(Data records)

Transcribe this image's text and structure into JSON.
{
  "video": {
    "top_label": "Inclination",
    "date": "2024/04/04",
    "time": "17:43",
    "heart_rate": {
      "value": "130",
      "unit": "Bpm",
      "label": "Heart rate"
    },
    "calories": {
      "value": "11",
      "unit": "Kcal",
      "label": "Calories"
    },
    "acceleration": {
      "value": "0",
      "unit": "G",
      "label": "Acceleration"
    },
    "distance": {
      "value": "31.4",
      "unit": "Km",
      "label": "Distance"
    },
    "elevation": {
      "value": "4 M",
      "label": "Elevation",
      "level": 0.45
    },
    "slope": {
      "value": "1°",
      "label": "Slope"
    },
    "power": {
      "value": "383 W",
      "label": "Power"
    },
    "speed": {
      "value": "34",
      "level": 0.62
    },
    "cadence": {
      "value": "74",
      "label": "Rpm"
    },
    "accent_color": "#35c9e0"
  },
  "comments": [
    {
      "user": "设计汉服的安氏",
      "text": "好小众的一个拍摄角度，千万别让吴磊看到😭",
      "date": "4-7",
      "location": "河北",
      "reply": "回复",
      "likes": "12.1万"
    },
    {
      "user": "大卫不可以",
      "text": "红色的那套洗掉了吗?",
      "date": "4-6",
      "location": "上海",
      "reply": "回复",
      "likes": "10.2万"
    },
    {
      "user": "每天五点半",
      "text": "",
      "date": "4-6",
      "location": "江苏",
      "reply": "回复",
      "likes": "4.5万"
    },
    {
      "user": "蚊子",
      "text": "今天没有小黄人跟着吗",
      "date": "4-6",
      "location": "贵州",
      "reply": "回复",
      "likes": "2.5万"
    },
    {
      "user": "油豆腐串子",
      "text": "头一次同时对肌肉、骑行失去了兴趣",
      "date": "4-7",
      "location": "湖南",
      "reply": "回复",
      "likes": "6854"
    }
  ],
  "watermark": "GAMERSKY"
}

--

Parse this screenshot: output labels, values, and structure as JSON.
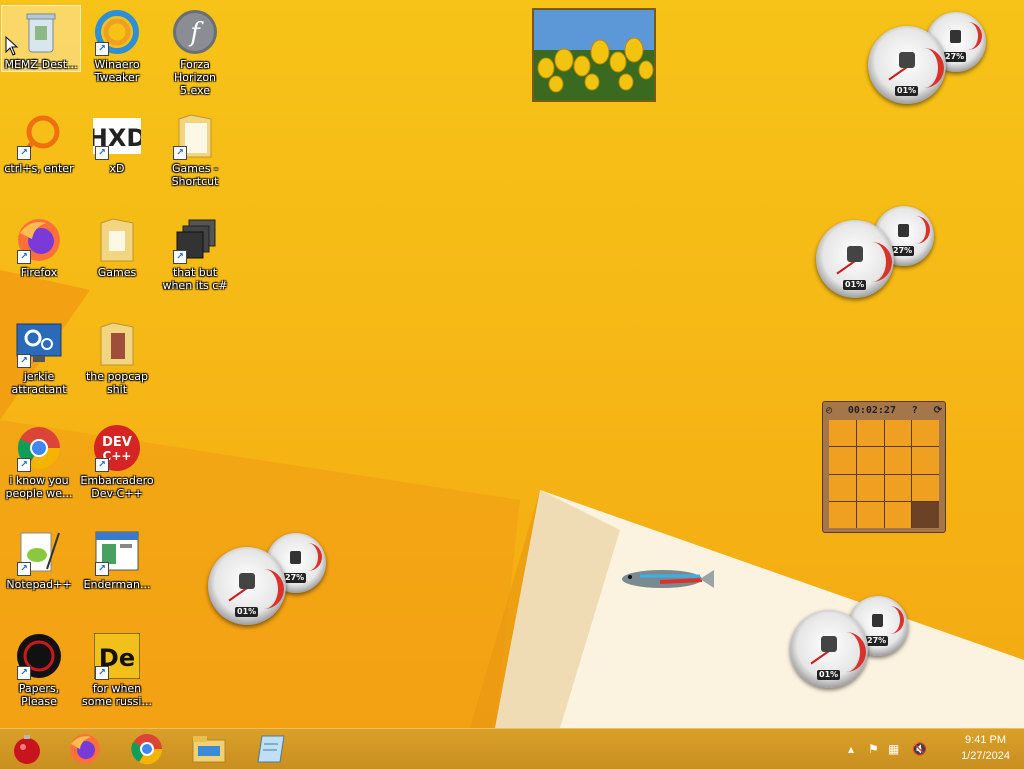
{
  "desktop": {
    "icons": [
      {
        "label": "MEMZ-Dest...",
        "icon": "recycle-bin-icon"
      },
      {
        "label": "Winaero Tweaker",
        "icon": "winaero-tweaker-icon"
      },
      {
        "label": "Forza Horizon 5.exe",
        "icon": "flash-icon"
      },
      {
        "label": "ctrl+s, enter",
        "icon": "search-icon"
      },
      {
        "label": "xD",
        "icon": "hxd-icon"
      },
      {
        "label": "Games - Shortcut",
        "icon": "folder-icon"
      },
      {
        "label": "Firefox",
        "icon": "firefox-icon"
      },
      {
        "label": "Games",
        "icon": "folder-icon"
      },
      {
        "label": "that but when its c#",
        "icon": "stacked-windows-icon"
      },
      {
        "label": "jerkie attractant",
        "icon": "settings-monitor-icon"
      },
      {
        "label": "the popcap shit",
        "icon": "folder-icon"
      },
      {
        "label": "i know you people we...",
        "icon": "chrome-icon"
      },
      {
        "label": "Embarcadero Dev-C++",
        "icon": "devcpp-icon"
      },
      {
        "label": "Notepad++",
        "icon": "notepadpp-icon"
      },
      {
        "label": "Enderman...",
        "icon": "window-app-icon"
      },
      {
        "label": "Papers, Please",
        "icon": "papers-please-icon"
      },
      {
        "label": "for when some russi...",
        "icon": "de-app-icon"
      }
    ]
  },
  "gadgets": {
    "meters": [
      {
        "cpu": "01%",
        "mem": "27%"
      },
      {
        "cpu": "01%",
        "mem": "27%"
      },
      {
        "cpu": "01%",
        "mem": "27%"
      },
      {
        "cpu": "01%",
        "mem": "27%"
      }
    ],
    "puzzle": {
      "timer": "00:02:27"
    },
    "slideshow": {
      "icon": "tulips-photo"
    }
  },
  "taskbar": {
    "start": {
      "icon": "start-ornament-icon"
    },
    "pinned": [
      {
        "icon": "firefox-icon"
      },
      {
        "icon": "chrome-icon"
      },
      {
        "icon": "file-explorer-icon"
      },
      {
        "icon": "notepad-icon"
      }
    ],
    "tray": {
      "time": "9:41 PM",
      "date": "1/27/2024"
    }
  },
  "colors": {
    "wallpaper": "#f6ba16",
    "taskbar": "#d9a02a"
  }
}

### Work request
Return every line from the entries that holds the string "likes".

### Response area
      "likes": "12.1万"
      "likes": "10.2万"
      "likes": "4.5万"
      "likes": "2.5万"
      "likes": "6854"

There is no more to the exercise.